ASSIGNED TASK:
All lines of the material must be output verbatim.

MATERIALS PROVIDED:
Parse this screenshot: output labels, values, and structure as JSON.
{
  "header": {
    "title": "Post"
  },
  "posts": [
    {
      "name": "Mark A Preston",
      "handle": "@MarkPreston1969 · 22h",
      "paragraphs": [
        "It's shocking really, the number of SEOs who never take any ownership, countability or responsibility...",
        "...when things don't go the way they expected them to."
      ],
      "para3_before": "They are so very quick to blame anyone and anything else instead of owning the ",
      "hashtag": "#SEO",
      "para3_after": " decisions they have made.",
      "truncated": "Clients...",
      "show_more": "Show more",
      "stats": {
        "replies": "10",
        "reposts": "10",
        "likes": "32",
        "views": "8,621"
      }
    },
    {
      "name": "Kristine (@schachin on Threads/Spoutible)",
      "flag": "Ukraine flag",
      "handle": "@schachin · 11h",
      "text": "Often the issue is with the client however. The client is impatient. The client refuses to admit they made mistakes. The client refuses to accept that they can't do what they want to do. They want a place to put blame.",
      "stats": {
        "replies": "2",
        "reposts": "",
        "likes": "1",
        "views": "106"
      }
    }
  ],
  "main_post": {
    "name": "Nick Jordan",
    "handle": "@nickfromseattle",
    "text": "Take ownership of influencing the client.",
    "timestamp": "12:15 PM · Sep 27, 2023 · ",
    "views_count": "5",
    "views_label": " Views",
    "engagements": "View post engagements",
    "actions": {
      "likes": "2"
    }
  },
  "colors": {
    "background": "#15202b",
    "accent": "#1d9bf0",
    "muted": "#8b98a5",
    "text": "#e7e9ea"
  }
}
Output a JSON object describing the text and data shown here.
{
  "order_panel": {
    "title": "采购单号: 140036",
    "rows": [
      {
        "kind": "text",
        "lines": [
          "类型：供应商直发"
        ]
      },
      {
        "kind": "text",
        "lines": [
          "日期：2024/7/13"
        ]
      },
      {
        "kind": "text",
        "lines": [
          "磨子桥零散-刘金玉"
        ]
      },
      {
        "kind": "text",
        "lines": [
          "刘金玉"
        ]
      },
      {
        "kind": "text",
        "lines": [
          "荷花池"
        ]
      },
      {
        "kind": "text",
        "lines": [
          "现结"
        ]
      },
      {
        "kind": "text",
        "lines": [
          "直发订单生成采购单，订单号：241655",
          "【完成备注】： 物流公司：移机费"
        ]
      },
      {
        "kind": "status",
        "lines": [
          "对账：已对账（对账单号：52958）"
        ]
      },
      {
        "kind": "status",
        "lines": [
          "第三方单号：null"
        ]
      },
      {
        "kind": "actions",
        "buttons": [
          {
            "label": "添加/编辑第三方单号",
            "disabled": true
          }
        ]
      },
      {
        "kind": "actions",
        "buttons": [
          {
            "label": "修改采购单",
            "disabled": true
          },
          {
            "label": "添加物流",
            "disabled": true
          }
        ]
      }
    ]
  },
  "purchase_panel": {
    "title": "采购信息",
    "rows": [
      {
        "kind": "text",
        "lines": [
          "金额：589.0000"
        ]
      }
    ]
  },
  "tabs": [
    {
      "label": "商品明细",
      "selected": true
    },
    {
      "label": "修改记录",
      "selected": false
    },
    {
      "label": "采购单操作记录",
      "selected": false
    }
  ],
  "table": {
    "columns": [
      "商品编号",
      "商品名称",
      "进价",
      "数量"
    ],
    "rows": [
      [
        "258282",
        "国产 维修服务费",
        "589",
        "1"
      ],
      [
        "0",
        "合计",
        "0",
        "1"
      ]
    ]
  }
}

EXERCISE RESPONSE:
Parse this screenshot: output labels, values, and structure as JSON.
{
  "header": {
    "title": "Post"
  },
  "posts": [
    {
      "name": "Mark A Preston",
      "handle": "@MarkPreston1969 · 22h",
      "paragraphs": [
        "It's shocking really, the number of SEOs who never take any ownership, countability or responsibility...",
        "...when things don't go the way they expected them to."
      ],
      "para3_before": "They are so very quick to blame anyone and anything else instead of owning the ",
      "hashtag": "#SEO",
      "para3_after": " decisions they have made.",
      "truncated": "Clients...",
      "show_more": "Show more",
      "stats": {
        "replies": "10",
        "reposts": "10",
        "likes": "32",
        "views": "8,621"
      }
    },
    {
      "name": "Kristine (@schachin on Threads/Spoutible)",
      "flag": "Ukraine flag",
      "handle": "@schachin · 11h",
      "text": "Often the issue is with the client however. The client is impatient. The client refuses to admit they made mistakes. The client refuses to accept that they can't do what they want to do. They want a place to put blame.",
      "stats": {
        "replies": "2",
        "reposts": "",
        "likes": "1",
        "views": "106"
      }
    }
  ],
  "main_post": {
    "name": "Nick Jordan",
    "handle": "@nickfromseattle",
    "text": "Take ownership of influencing the client.",
    "timestamp": "12:15 PM · Sep 27, 2023 · ",
    "views_count": "5",
    "views_label": " Views",
    "engagements": "View post engagements",
    "actions": {
      "likes": "2"
    }
  },
  "colors": {
    "background": "#15202b",
    "accent": "#1d9bf0",
    "muted": "#8b98a5",
    "text": "#e7e9ea"
  }
}
Output a JSON object describing the text and data shown here.
{
  "order_panel": {
    "title": "采购单号: 140036",
    "rows": [
      {
        "kind": "text",
        "lines": [
          "类型：供应商直发"
        ]
      },
      {
        "kind": "text",
        "lines": [
          "日期：2024/7/13"
        ]
      },
      {
        "kind": "text",
        "lines": [
          "磨子桥零散-刘金玉"
        ]
      },
      {
        "kind": "text",
        "lines": [
          "刘金玉"
        ]
      },
      {
        "kind": "text",
        "lines": [
          "荷花池"
        ]
      },
      {
        "kind": "text",
        "lines": [
          "现结"
        ]
      },
      {
        "kind": "text",
        "lines": [
          "直发订单生成采购单，订单号：241655",
          "【完成备注】： 物流公司：移机费"
        ]
      },
      {
        "kind": "status",
        "lines": [
          "对账：已对账（对账单号：52958）"
        ]
      },
      {
        "kind": "status",
        "lines": [
          "第三方单号：null"
        ]
      },
      {
        "kind": "actions",
        "buttons": [
          {
            "label": "添加/编辑第三方单号",
            "disabled": true
          }
        ]
      },
      {
        "kind": "actions",
        "buttons": [
          {
            "label": "修改采购单",
            "disabled": true
          },
          {
            "label": "添加物流",
            "disabled": true
          }
        ]
      }
    ]
  },
  "purchase_panel": {
    "title": "采购信息",
    "rows": [
      {
        "kind": "text",
        "lines": [
          "金额：589.0000"
        ]
      }
    ]
  },
  "tabs": [
    {
      "label": "商品明细",
      "selected": true
    },
    {
      "label": "修改记录",
      "selected": false
    },
    {
      "label": "采购单操作记录",
      "selected": false
    }
  ],
  "table": {
    "columns": [
      "商品编号",
      "商品名称",
      "进价",
      "数量"
    ],
    "rows": [
      [
        "258282",
        "国产 维修服务费",
        "589",
        "1"
      ],
      [
        "0",
        "合计",
        "0",
        "1"
      ]
    ]
  }
}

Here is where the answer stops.